By Ottawa standards the Drews entertain infrequently, though last year about nine hundred people visited the home for functions ranging from tea to elaborate formal dinners. A young Italian couple live over the Drews’ garage and help when they have time, but he is a full-time carpenter and his wife has a small baby. Much of the Drews’ entertaining is spontaneous, like the morning at breakfast when George decided the executive of a group meeting in Ottawa should be invited over for tea. Fiorenza notified Tata and Agnes to expect about fifty and worked out the hors d’oeuvres and did the shopping. Seventy-five came, and twenty stayed on for dinner. “That was no trouble at all,” recalls Fiorenza “We’d had plenty of warning.”

Fiorenza endeared herself to a young secretary from Winnipeg who came to Ottawa to take notes during a political meeting. She wistfully expressed a wish to see the Drew home before she left and Fiorenza heard of it. “Come right over,” she insisted and when the girl arrived she showed her through herself, including the cupboard with fifteen cubbyholes where Fiorenza keeps her hats.

Fashion writers don’t regard Fiorenza as the last word in fashion because her clothes almost invariably are classic and plain. She has a tendency, to the horror of the clothes industry, to wear the same suit for five or six years and her evening dresses, with an alteration here and there, last her for ten years. Her clothes are distinguished by their neatness and good fit. Her suits are custom-made but the rest of her wardrobe and her children’s is purchased in an Ottawa department store.

Besides being an exceptionally handsome couple, the Drews are obviously in love. Together they make a lasting impression of perfect domestic felicity of the lived-happily-ever-after variety. “I rely on her opinion more than on anyone else I know,” George Drew says. “We discuss everything I do and I can’t begin to describe her importance to me in public life or privately.”

Ken MacTaggart, of the Toronto Globe and Mail, remembers a time Fiorenza saved George from what would have been a serious blunder. It was during the bitter 1943 Ontario election campaign when the CCF rose in startling strength. George was driving to a meeting with Fiorenza and MacTaggart and was dictating sections of the speech he was to give so that the reporter could make the early edition of his paper.

“This is no time for Canadians to accept the dogmas of socialism,” Drew

dictated, “when free men of the world are showing what they can do against the forces of regimentation . . .”

“Particularly,” interrupted Fiorenza in a sweet voice, “our allies, the people of the Soviet.”

There was a sudden silence. George cleared his throat. “Better strike that out, Ken,” he said.

George and Fiorenza share several hobbies, golf and painting, and she reciprocates his attempts to appreciate her favorite Mozart operas with an interest in his photography. Drew was delighted when a British United Press

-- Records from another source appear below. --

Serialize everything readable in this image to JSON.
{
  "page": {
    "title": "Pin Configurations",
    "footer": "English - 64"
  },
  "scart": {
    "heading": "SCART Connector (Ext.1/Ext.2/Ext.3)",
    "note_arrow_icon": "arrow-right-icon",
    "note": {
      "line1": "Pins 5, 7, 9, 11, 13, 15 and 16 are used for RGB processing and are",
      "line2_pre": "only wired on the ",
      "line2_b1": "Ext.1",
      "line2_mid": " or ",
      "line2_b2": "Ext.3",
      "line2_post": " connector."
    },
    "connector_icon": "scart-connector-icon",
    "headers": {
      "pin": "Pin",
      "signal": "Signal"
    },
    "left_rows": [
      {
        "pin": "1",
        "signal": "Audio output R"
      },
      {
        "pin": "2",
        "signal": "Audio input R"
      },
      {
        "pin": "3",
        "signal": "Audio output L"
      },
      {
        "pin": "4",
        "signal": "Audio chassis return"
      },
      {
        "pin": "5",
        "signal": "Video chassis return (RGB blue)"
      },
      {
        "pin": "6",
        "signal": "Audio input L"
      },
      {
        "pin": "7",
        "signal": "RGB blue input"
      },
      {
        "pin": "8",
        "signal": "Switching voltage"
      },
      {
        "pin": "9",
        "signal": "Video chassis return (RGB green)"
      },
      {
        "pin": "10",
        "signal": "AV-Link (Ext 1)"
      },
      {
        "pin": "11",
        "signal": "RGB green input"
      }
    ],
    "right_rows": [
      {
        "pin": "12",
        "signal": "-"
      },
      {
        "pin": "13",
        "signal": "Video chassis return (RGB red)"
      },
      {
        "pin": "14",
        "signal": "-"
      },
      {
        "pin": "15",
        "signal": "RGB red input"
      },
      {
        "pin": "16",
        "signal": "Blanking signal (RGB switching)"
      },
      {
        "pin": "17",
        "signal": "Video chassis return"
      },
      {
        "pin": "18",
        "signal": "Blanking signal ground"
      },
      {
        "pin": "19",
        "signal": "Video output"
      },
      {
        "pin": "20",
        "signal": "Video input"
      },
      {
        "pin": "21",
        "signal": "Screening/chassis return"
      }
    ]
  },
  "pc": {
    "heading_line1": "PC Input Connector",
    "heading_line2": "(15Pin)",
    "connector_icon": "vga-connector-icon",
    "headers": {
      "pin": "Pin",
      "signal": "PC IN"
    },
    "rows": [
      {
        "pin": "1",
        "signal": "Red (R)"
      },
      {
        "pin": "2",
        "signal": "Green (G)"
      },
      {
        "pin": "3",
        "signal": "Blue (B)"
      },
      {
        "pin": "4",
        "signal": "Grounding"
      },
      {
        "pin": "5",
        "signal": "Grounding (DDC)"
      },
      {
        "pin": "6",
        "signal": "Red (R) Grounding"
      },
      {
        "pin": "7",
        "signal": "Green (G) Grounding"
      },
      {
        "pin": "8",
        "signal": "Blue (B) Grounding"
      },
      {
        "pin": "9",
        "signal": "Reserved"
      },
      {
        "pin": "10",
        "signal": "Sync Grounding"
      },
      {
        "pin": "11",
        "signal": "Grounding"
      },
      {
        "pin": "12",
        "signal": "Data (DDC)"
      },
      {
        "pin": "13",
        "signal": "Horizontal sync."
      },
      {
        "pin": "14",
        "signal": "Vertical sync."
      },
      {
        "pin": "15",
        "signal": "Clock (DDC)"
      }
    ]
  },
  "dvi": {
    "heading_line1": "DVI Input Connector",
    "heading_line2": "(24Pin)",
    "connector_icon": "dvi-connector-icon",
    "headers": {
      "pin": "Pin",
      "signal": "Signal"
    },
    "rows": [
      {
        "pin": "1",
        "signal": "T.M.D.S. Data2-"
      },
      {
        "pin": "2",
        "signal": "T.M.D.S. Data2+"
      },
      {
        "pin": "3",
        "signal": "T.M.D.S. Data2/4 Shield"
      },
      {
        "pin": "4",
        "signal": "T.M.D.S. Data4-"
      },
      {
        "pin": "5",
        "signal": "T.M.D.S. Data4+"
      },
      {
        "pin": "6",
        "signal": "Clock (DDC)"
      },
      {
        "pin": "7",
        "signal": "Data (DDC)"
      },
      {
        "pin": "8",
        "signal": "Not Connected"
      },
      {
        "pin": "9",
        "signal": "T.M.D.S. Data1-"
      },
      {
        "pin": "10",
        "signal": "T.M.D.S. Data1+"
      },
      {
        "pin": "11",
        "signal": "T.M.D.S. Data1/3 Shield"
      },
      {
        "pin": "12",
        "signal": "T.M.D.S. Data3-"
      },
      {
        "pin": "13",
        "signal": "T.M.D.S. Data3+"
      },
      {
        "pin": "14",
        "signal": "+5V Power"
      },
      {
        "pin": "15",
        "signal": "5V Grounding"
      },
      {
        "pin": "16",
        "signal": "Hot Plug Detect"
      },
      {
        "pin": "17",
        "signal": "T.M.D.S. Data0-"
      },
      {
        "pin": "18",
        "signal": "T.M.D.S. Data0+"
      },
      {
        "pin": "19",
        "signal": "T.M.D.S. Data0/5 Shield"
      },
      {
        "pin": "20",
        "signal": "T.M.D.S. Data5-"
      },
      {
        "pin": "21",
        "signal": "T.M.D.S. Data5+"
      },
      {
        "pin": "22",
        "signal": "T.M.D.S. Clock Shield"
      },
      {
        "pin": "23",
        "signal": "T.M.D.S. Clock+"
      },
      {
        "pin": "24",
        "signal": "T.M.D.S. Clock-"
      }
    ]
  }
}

poll in 1949 named Fiorenza “Woman of the Year,” over Barbara Ann Scott, Senator Cairine Wilson, Kate Ait ken and Donna Grescoe, and when she was asked how her husband took his defeat that year she replied: “I don’t know anyone who discourages harder than George does. He takes them as they come. I am very proud of him.” Probably the most self-revealing remark Fiorenza Drew has ever made occurred during a plane trip into the bush during the 1949 campaign. Fiorenza and Dorothy Howarth. Toronto Telegram reporter, were squashed into

the tail of the plane, talking idly, when the engine suddenly cut out completely and the plane sailed along in deafening silence. Both women looked at one another in horror, and then the engine started again. They learned later the pilot had been simply switching over his fuel supply.

After she had recovered her voice Dorothy leaned over and asked Fiorenza what she had been thinking of in that moment of terror. “1 thought of my children,” answered Mrs. Drew in a shaking voice. “1 thought I’d never see them again.” -k